1. What is the tissue found at the apex?

________________________________________________________________________________________________________________________________

 

2. Where does this originate?

________________________________________________________________________________________________________________________________________________________________________________________________

 

3. Of what importance is the root cap to the plants?

________________________________________________________________________________________________________________________________________________________________________________________________

 

4. Of how many cells is the root hair composed of?

________________________________________________________________________________________________________________________________________________________________________________________________

 

5. How does the production of root hairs affect the surface area of absorption of roots?

________________________________________________________________________________________________________________________________________________________________________________________________________________________________________________________________

 

6. From what tissue does root hairs arise?

________________________________________________________________________________________________________________________________________________________________________________________________________________________________________________________________

 

C. Ranunculus root

 

 

 

 

Fig. 6.4 young root

 

Fig 6.5 old root

 

1. Is there a cuticle on the epidermis?

________________________________________________________________________________________________________________________________

 

2. How many layers of cells make up the epidermis?

________________________________________________________________________________________________________________________________

 

3. Of what is the cortex made of?

________________________________________________________________________________________________________________________________________________________________________________________________

 

4. Differentiate the passage cells from the Casparian strip.

________________________________________________________________________________________________________________________________________________________________________________________________________________________________________________________________

 

5. Differentiate the xylem vessels and tracheids in cross section.

________________________________________________________________________________________________________________________________________________________________________________________________________________________________________________________________

 

6. Differentiate the sieve tubes and companion cells in cross section.

________________________________________________________________________________________________________________________________________________________________________________________________________________________________________________________________________________________________________________________________

 

7. How do branch roots arise?

________________________________________________________________________________________________________________________________________________________________________________________________

 

8. Which tissue contains the most starch?
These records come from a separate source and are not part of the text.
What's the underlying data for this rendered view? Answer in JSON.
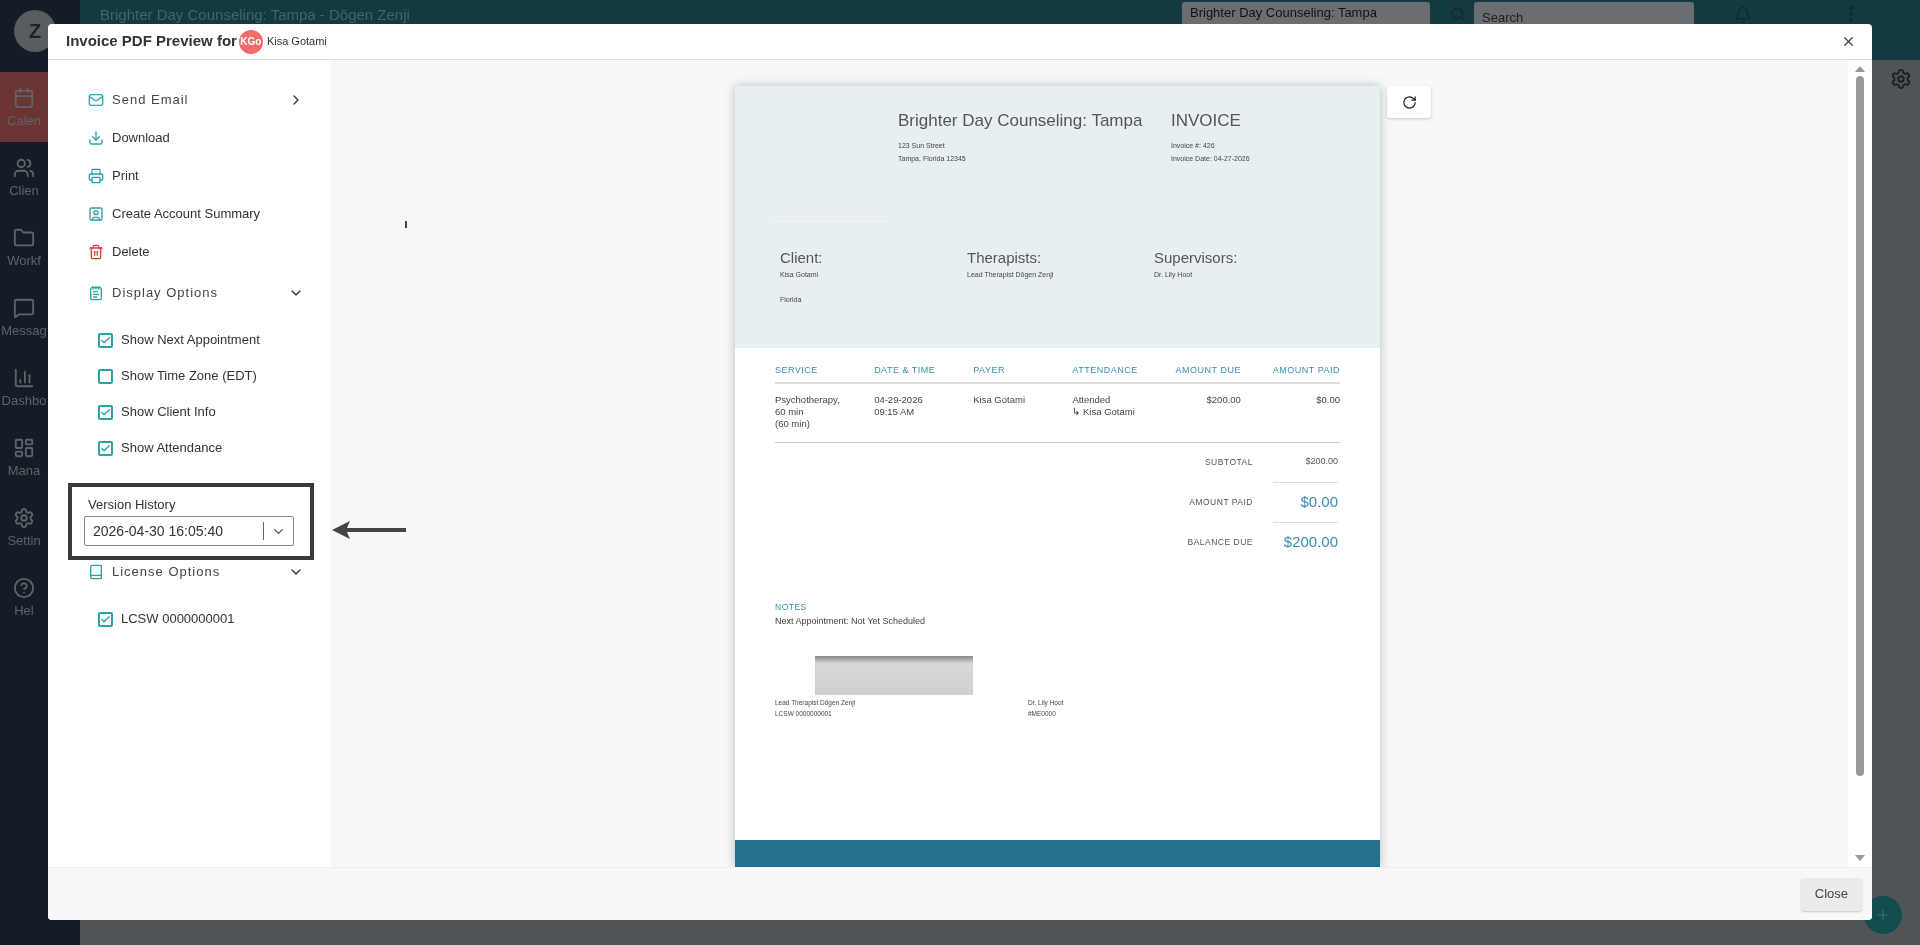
{
  "app": {
    "logo_letter": "Z",
    "title": "Brighter Day Counseling: Tampa - Dōgen Zenji",
    "location_select": "Brighter Day Counseling: Tampa",
    "search": {
      "placeholder": "Search"
    },
    "sidebar": [
      {
        "label": "Calen",
        "selected": true
      },
      {
        "label": "Clien",
        "selected": false
      },
      {
        "label": "Workf",
        "selected": false
      },
      {
        "label": "Messag",
        "selected": false
      },
      {
        "label": "Dashbo",
        "selected": false
      },
      {
        "label": "Mana",
        "selected": false
      },
      {
        "label": "Settin",
        "selected": false
      },
      {
        "label": "Hel",
        "selected": false
      }
    ]
  },
  "modal": {
    "title": "Invoice PDF Preview for",
    "client_badge": "KGo",
    "client_name": "Kisa Gotami",
    "close_button": "Close",
    "menu": [
      {
        "kind": "action",
        "label": "Send Email",
        "submenu": true,
        "danger": false
      },
      {
        "kind": "action",
        "label": "Download",
        "submenu": false,
        "danger": false
      },
      {
        "kind": "action",
        "label": "Print",
        "submenu": false,
        "danger": false
      },
      {
        "kind": "action",
        "label": "Create Account Summary",
        "submenu": false,
        "danger": false
      },
      {
        "kind": "action",
        "label": "Delete",
        "submenu": false,
        "danger": true
      },
      {
        "kind": "section",
        "label": "Display Options",
        "expanded": true,
        "children": [
          {
            "label": "Show Next Appointment",
            "checked": true
          },
          {
            "label": "Show Time Zone (EDT)",
            "checked": false
          },
          {
            "label": "Show Client Info",
            "checked": true
          },
          {
            "label": "Show Attendance",
            "checked": true
          }
        ]
      },
      {
        "kind": "version",
        "label": "Version History",
        "value": "2026-04-30 16:05:40",
        "highlighted": true
      },
      {
        "kind": "section",
        "label": "License Options",
        "expanded": true,
        "children": [
          {
            "label": "LCSW 0000000001",
            "checked": true
          }
        ]
      }
    ],
    "invoice": {
      "practice_name": "Brighter Day Counseling: Tampa",
      "address": [
        "123 Sun Street",
        "Tampa, Florida 12345"
      ],
      "doc_title": "INVOICE",
      "doc_meta": [
        "Invoice #: 426",
        "Invoice Date: 04-27-2026"
      ],
      "parties": [
        {
          "heading": "Client:",
          "lines": [
            "Kisa Gotami",
            "Florida"
          ]
        },
        {
          "heading": "Therapists:",
          "lines": [
            "Lead Therapist Dōgen Zenji"
          ]
        },
        {
          "heading": "Supervisors:",
          "lines": [
            "Dr. Lily Hoot"
          ]
        }
      ],
      "columns": [
        "SERVICE",
        "DATE & TIME",
        "PAYER",
        "ATTENDANCE",
        "AMOUNT DUE",
        "AMOUNT PAID"
      ],
      "rows": [
        {
          "service": [
            "Psychotherapy,",
            "60 min",
            "(60 min)"
          ],
          "date_time": [
            "04-29-2026",
            "09:15 AM"
          ],
          "payer": "Kisa Gotami",
          "attendance": "Attended",
          "attendee": "↳ Kisa Gotami",
          "amount_due": "$200.00",
          "amount_paid": "$0.00"
        }
      ],
      "totals": [
        {
          "label": "SUBTOTAL",
          "value": "$200.00",
          "emphasis": false
        },
        {
          "label": "AMOUNT PAID",
          "value": "$0.00",
          "emphasis": true
        },
        {
          "label": "BALANCE DUE",
          "value": "$200.00",
          "emphasis": true
        }
      ],
      "notes": {
        "heading": "NOTES",
        "text": "Next Appointment: Not Yet Scheduled"
      },
      "signatures": [
        {
          "has_image": true,
          "lines": [
            "Lead Therapist Dōgen Zenji",
            "LCSW 0000000001"
          ]
        },
        {
          "has_image": false,
          "lines": [
            "Dr. Lily Hoot",
            "#ME0000"
          ]
        }
      ]
    }
  }
}
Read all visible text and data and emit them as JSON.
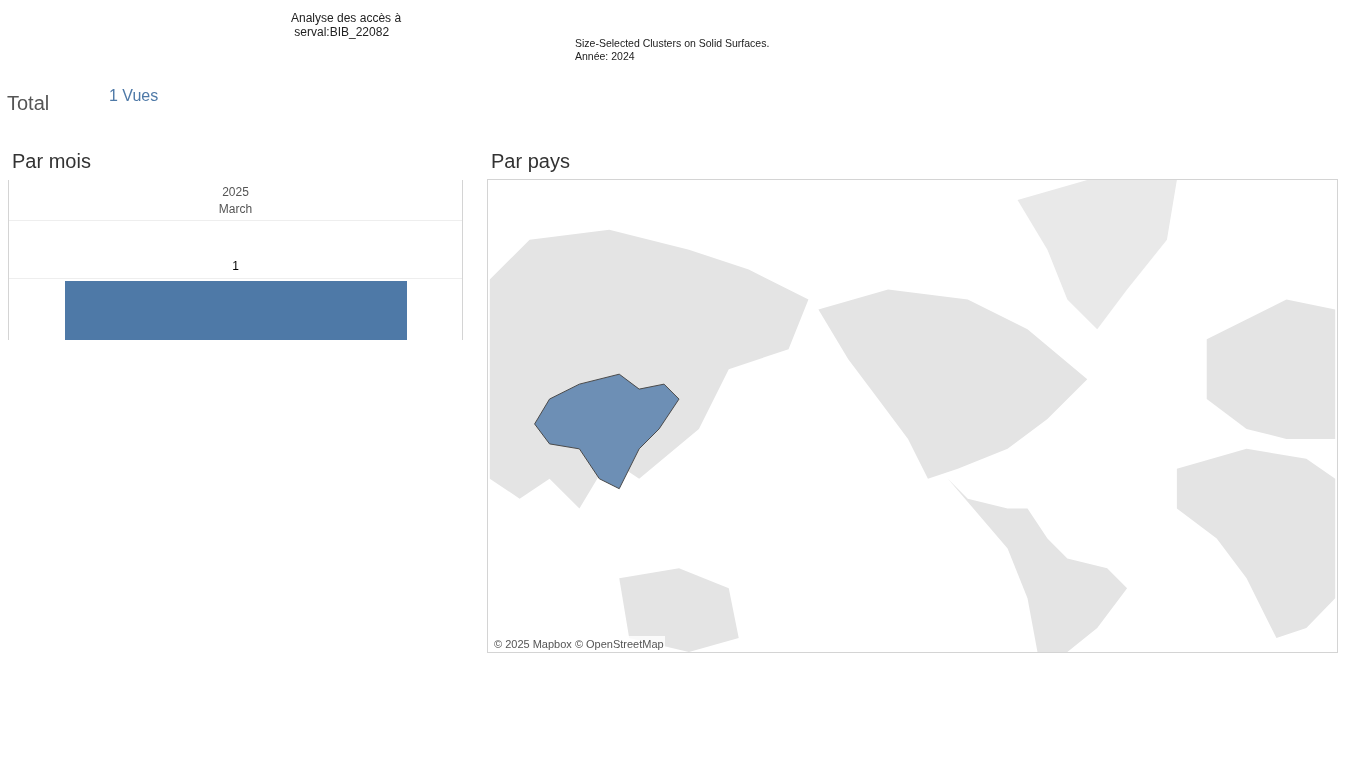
{
  "header": {
    "title_lines": [
      "Analyse des accès à",
      " serval:BIB_22082"
    ],
    "subtitle_lines": [
      "Size-Selected Clusters on Solid Surfaces.",
      "Année: 2024"
    ]
  },
  "total": {
    "label": "Total",
    "value": "1 Vues"
  },
  "by_month": {
    "title": "Par mois",
    "year_header": "2025",
    "months": [
      {
        "label": "March",
        "value": "1"
      }
    ]
  },
  "by_country": {
    "title": "Par pays",
    "attribution": "© 2025 Mapbox © OpenStreetMap"
  }
}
Why?

________________________________________________________________________________________________________________________________________________________________________________________________

 

9. How many protoxylem points are present?

________________________________________________________________________________________________________________________________________________________________________________________________

 

D. Zea mays root

 

 

Fig 6.6 Zea mays root